The Hardware Management Console (HMC) is a strange beast. Anyone with a partitioned system needs one, and it can be an indispensable tool for anyone whose desk isn’t within 100 yards of the machine room…but it isn’t part of the system itself and it usually isn’t critical to everyday operations once things are up and running. Is it part of your critical path or is it an accessory largely to be forgotten? To answer that question, let’s examine how the HMC relates to your system and how IBM supports the

Posted on

Found and interesting option the other day I wanted to share, it is not new but something I think most people don’t know.  IBM created a program that you can run to display the status of all your cache batteries.  This is great because you don’t need to sign on to SST and take several options to get to the individual batteries to check the cache battery days remaining.  Just execute this program in QSYS – (CALL QSYS/QSMBTTCC). It should run on any system 5.4 or over, you may have

Posted on June 27, 2019

If you have an IASP’s and want/need to use the Collect Disk Space Information option on the DISKTASKS menu, it does not have an option to collect data for an Independent Auxiliary Storage Pool (IASP).  You actually have two methods to use. One method to collect data for an IASP, is by using the RTVDSKINFcommand and specify the IASP device name on the ASPDEV parameter, this can either be submitted to batch or scheduled to run using either the IBM i job scheduler (WRKJOBSCDE), or the Advanced Job Scheduler (GO JS).

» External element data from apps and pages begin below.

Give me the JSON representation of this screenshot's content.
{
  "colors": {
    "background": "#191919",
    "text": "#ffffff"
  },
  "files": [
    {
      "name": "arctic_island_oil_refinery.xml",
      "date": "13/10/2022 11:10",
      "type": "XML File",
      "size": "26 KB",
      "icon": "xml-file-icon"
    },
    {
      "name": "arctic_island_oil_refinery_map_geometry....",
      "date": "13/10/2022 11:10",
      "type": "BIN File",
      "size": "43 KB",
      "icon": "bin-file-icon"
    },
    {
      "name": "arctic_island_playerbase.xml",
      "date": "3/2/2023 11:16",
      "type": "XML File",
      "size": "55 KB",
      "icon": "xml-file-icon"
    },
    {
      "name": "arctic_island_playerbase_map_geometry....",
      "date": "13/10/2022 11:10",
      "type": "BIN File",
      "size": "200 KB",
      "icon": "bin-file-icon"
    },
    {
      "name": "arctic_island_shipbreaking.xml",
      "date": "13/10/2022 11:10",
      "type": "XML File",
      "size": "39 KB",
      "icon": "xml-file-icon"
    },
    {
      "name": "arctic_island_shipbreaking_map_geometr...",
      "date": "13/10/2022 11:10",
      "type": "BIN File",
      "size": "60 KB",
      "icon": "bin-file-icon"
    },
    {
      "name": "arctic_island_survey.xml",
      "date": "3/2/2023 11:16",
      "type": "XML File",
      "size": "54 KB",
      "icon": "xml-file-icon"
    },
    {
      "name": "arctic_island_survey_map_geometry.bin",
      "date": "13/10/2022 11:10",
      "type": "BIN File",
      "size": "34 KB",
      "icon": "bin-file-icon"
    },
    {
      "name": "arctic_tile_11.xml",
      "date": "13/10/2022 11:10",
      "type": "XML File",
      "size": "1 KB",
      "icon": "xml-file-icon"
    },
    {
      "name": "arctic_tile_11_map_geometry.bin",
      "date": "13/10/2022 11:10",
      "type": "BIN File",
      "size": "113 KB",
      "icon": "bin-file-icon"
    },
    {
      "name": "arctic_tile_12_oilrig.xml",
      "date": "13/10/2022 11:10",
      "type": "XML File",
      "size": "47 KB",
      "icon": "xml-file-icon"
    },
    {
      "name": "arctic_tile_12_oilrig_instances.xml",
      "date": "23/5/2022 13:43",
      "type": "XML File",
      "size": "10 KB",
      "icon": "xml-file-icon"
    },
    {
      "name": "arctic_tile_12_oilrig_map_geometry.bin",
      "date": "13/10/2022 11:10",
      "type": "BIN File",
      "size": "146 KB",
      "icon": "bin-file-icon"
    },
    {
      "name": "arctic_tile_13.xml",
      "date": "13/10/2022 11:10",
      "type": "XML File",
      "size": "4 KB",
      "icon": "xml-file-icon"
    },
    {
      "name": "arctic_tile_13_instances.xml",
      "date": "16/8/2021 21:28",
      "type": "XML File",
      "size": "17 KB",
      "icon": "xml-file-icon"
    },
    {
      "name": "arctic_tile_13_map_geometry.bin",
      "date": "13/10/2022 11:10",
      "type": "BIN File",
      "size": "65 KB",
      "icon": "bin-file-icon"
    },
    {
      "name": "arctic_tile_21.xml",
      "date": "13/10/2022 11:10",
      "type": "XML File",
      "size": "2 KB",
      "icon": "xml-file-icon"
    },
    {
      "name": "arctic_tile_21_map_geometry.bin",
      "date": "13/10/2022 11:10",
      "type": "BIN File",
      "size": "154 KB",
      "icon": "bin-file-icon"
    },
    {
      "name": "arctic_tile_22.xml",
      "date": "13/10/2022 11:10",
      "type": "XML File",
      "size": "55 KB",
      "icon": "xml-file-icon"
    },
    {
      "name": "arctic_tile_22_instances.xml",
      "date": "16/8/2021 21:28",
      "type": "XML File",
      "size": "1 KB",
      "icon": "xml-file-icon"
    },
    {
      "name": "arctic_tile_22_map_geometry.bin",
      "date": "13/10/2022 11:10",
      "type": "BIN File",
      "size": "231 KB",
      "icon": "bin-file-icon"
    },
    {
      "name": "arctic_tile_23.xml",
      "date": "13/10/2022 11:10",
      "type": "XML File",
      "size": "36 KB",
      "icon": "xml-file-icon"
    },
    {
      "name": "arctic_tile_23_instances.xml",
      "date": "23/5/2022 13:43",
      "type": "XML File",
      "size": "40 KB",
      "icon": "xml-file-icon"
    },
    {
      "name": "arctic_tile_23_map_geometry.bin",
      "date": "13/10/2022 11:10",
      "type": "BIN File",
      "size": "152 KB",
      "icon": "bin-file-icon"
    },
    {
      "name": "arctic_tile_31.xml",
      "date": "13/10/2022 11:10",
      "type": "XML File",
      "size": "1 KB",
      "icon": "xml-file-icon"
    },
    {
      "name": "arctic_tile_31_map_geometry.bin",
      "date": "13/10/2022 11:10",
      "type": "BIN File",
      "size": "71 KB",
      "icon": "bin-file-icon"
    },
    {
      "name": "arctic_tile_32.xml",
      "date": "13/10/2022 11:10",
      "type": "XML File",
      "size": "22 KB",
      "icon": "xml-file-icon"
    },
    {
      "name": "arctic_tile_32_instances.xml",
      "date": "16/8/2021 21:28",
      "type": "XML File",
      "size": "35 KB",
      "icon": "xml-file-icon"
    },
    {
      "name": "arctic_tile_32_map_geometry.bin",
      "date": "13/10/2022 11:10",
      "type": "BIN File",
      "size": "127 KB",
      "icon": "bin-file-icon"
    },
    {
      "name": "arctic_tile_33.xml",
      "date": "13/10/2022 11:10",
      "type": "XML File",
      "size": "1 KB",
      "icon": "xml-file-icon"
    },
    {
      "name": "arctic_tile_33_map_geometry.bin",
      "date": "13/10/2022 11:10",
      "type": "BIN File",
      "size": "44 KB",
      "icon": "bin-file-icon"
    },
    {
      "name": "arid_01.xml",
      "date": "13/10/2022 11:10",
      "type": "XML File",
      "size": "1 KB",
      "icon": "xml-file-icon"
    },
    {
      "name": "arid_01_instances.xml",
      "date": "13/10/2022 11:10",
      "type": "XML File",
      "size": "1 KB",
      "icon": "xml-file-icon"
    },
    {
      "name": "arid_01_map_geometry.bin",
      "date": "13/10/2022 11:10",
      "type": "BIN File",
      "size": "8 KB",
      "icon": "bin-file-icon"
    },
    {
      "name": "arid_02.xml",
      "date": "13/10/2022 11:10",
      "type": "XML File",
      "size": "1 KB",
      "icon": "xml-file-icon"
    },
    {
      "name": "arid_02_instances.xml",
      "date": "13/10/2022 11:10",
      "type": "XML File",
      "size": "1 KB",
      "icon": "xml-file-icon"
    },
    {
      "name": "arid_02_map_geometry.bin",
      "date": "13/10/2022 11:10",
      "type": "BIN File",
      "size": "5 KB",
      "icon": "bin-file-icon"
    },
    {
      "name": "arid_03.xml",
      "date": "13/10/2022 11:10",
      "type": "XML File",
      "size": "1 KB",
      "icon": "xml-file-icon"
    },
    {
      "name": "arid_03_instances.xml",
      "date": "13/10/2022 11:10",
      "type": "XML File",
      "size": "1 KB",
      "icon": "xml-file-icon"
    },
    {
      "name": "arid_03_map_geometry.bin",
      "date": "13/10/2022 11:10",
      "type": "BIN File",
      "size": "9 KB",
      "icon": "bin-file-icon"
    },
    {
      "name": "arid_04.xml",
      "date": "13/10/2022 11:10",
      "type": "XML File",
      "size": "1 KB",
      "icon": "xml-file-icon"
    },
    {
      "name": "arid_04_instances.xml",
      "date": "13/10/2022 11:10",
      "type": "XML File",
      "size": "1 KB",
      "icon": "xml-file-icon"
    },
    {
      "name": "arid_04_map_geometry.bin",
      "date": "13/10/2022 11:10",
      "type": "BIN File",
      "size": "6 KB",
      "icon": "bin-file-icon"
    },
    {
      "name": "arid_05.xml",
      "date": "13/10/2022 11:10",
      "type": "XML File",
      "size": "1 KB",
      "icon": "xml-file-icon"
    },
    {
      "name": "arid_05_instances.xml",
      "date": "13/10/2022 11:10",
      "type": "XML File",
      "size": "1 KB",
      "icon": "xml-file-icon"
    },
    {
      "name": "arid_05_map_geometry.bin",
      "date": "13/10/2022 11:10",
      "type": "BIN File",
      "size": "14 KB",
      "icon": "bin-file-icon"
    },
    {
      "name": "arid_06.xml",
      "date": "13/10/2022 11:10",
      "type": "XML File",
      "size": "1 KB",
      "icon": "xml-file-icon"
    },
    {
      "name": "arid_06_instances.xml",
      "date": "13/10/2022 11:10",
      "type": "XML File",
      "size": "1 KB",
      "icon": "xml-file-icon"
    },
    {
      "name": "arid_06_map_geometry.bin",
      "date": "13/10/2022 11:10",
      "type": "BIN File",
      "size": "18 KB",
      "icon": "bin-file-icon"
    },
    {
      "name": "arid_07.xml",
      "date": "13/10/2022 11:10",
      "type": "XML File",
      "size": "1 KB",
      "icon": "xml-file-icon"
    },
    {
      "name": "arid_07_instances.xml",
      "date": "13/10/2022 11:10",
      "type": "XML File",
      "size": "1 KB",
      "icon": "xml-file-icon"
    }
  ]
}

Posted on

We run into a lot of older iron and because of that we find fax cards and Facsimile Support installed every now and again. The question that stumps almost everyone is “do you still use fax?” That question usually results in someone checking the physical machine to see if there’s a cable plugged into the fax card. No cable? No fax. That’s easy! But if there’s a cable plugged into the card it’s usually a guessing game for the customer. An easy way to determine if you’re using fax support

Posted on May 30, 2019

At each release, IBM tightens up the security of the system, which is a good thing for many shops.  There are two system values, which while you might have set to *OPSYS, the underlying security will change when you upgrade to a new release.  Now, I certainly recommend that most places have both System Values QSSLPCL (Secure Sockets Layer Protocols) and QSSLCSLCTL (Secure Sockets layer cipher control) both set to *OPSYS.  This way, when IBM changes the defaults associated with the release, you get the newer versions, but you should